the property more than two years ago, hopes the Mache Kreyol will allow
would-be entrepreneurs to showcase their island-flavored craft items
without the burden of bank loans and start-up costs. ``This used to be a
hobby,'' said Little Haiti resident Carol Rowe, tidying her
 display of potpourri and souvenirs form her native Turks and Caicos.
``Now my hope is to save enough to buy a shop around here, to start a
gift shop in Little Haiti and make enough to live on.'' The market's
first day also attracted a few established business owners willing to
 share their savvy with novices such as Rowe.
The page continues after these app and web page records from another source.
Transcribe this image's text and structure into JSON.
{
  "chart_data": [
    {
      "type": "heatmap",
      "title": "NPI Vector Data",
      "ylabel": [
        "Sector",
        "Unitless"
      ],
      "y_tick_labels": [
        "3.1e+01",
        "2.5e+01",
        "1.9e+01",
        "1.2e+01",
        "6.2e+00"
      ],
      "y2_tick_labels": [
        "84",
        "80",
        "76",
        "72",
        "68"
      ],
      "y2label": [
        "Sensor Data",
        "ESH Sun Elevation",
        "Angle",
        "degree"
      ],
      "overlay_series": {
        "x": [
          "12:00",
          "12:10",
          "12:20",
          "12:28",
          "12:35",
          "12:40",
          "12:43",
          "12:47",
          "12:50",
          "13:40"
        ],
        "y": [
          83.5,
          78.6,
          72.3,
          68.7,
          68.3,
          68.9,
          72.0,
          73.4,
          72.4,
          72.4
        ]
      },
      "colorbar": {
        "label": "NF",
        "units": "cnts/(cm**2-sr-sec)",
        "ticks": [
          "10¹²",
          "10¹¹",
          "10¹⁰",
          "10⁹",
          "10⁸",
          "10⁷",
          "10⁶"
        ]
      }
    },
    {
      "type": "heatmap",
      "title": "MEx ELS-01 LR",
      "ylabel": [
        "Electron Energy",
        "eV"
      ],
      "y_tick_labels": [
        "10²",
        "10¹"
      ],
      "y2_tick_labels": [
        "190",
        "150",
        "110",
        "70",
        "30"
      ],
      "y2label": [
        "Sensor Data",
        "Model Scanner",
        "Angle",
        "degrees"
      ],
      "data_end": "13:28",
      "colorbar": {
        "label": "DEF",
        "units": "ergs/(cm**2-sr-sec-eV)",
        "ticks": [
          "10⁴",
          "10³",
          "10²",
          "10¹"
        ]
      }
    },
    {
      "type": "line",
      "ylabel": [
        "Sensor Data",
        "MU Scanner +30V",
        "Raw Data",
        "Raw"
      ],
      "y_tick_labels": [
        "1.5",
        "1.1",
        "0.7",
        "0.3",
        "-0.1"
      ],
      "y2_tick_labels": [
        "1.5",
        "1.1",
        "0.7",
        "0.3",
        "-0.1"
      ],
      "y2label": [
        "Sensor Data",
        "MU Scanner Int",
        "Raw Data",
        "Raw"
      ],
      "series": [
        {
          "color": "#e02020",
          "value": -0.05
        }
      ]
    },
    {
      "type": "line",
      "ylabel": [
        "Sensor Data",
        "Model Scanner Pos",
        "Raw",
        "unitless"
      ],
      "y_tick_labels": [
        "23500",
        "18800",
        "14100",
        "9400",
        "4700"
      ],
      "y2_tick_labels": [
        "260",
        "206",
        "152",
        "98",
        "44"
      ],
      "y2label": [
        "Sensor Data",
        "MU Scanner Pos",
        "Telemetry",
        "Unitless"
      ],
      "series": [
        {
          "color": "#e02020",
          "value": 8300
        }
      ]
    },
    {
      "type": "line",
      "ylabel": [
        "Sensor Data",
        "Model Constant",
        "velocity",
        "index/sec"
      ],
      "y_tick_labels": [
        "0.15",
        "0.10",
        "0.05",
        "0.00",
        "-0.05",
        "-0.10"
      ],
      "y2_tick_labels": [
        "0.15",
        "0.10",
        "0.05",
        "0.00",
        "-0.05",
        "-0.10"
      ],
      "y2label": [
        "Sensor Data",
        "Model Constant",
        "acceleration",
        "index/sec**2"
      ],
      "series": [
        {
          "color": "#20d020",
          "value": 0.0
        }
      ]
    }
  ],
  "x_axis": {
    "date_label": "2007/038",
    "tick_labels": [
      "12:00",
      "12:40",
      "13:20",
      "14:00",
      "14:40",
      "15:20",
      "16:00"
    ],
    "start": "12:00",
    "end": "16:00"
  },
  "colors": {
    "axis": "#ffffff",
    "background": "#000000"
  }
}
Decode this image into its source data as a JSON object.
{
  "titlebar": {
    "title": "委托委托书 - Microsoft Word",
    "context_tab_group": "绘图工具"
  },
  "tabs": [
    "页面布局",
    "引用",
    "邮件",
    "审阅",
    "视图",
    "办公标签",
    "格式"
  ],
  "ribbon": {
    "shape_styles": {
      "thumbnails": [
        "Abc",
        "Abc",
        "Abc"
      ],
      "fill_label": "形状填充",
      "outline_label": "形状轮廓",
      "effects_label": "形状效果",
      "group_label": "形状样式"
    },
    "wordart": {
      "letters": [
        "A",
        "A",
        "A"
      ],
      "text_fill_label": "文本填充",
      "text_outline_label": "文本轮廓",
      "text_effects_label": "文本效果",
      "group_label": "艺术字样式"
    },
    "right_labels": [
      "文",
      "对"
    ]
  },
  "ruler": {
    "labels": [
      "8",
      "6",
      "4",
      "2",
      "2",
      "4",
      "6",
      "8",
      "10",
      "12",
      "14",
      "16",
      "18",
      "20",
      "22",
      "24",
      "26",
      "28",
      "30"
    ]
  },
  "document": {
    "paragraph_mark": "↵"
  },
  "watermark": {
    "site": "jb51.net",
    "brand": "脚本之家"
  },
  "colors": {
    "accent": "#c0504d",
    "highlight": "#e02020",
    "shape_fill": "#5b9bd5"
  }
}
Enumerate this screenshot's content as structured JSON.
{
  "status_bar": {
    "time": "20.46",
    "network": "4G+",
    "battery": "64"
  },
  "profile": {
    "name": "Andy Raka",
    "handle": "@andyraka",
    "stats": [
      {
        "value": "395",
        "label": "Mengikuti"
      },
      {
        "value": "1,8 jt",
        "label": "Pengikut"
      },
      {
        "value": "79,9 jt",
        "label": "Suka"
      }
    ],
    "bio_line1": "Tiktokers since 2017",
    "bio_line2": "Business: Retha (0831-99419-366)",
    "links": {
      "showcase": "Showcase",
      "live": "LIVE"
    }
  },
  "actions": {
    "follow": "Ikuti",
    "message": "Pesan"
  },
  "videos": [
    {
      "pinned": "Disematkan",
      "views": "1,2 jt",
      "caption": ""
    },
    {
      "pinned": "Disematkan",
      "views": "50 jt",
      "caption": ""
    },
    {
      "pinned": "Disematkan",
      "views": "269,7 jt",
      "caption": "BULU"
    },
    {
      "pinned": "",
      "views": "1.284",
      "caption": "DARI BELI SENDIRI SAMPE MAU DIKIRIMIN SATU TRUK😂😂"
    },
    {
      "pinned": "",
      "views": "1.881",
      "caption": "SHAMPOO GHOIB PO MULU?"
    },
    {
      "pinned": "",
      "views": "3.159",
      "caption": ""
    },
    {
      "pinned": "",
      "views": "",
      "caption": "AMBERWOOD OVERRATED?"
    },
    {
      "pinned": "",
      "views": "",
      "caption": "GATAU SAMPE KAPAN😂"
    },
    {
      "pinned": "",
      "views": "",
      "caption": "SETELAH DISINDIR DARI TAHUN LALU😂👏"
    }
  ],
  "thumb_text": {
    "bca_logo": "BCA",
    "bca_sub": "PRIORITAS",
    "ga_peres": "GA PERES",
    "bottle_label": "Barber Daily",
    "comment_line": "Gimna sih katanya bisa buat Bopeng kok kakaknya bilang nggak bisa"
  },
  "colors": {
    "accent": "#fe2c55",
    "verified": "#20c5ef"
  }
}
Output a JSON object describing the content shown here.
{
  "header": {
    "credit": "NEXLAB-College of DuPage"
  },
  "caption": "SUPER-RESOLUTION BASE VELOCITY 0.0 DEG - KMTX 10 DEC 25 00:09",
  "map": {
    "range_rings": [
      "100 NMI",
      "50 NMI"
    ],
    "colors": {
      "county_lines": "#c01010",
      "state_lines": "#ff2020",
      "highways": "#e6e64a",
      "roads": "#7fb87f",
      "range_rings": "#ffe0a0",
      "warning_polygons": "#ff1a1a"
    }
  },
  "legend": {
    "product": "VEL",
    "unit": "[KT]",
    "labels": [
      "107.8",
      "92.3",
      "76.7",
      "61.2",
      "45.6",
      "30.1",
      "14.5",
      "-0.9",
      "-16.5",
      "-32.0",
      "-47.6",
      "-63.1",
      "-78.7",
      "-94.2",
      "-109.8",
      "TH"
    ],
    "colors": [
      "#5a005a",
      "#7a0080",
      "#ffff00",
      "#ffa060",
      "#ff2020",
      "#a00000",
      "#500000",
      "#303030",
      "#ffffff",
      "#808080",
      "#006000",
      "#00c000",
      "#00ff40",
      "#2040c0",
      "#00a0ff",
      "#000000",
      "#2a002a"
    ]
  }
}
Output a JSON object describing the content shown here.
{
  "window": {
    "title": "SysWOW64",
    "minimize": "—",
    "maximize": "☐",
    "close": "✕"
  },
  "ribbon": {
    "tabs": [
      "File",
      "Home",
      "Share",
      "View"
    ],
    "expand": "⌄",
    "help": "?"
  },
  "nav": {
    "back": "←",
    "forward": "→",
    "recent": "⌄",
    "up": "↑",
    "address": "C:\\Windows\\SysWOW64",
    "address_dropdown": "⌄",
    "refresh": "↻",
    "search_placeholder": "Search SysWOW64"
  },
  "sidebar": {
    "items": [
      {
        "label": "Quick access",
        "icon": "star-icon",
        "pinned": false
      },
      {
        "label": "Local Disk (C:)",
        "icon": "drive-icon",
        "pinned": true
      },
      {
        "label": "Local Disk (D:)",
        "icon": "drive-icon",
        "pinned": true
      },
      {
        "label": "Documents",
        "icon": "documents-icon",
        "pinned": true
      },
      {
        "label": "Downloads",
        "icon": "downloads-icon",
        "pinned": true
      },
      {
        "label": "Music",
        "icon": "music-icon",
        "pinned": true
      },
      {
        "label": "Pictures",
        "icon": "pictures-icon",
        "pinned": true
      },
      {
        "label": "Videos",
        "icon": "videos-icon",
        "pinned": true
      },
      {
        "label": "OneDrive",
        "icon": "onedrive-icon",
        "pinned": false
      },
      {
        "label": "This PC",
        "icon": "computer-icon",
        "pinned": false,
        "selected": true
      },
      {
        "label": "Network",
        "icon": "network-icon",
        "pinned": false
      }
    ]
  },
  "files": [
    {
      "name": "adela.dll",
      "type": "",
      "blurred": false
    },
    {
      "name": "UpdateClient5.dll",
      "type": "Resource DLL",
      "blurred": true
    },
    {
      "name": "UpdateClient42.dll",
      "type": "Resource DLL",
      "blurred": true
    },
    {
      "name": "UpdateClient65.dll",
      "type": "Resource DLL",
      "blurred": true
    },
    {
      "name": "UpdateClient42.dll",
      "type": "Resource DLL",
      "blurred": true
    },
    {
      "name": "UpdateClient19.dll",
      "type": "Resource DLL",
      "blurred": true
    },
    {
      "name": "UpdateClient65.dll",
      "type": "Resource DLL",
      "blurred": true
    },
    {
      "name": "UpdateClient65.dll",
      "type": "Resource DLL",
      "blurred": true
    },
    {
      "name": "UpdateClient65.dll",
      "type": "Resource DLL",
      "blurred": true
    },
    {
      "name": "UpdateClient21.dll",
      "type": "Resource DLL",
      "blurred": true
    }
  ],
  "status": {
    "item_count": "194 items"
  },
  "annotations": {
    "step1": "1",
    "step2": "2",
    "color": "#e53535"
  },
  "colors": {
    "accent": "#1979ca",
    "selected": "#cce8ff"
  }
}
Ernst Vilson, who picks up
Haitian craft work on the island and sells it to South Florida
restaurants and hotels, said he advises artisans to blend ethnic craft
work with popular trends. ``Those wrought-iron candle pillars, you won't
see that in Haiti, but people here want them,'' said Vilson, who hopes
the Mache Kreyol will attract buyers from such stores as Bloomingdales
and Burdines. ``And these wind chimes, too. Very South Florida.''
 The Haitian American Foundation plans eventually to build a $2 million
cultural complex -- complete with a performing arts center, public
gardens and office space -- with a permanent marketplace in the
courtyard. Hermantin dismisses comparisons between the Mache Kreyol and
another ambitious market designed to boost Little Haiti -- the ill-fated
Caribbean Market, built at 5927 NE Second Ave. with $1.2 million in
public funds. The market, saddled by mismanagement and a frequent prey
to crime and vandals, was sold to the city at a foreclosure sale for
$100. ``The problem with the Caribbean Market was that they got into
debt from the very beginning,'' she said. ``So the vendors couldn't even
afford the rent. Plus, they marketed solely to tourists. This will be a
place for everybody.'' With only $100,000 in grants and donations in
hand, Hermantin said the foundation will keep the Mache Kreyol simple --
a few tents and a sound stage -- and out of debt. But Hermantin is
confident that partnerships with local business and civic groups
 will let the Mache Kreyol flourish. ``It's an experiment now. If we
want to bring in performers and vendors, we have to prove it can work.
We have all the potential in the world, now we have to make it happen.''
The 79th Street Creole Market is open 10 a.m. to 6 p.m. each Saturday
and Sunday. For more information on vendor fees and donations, call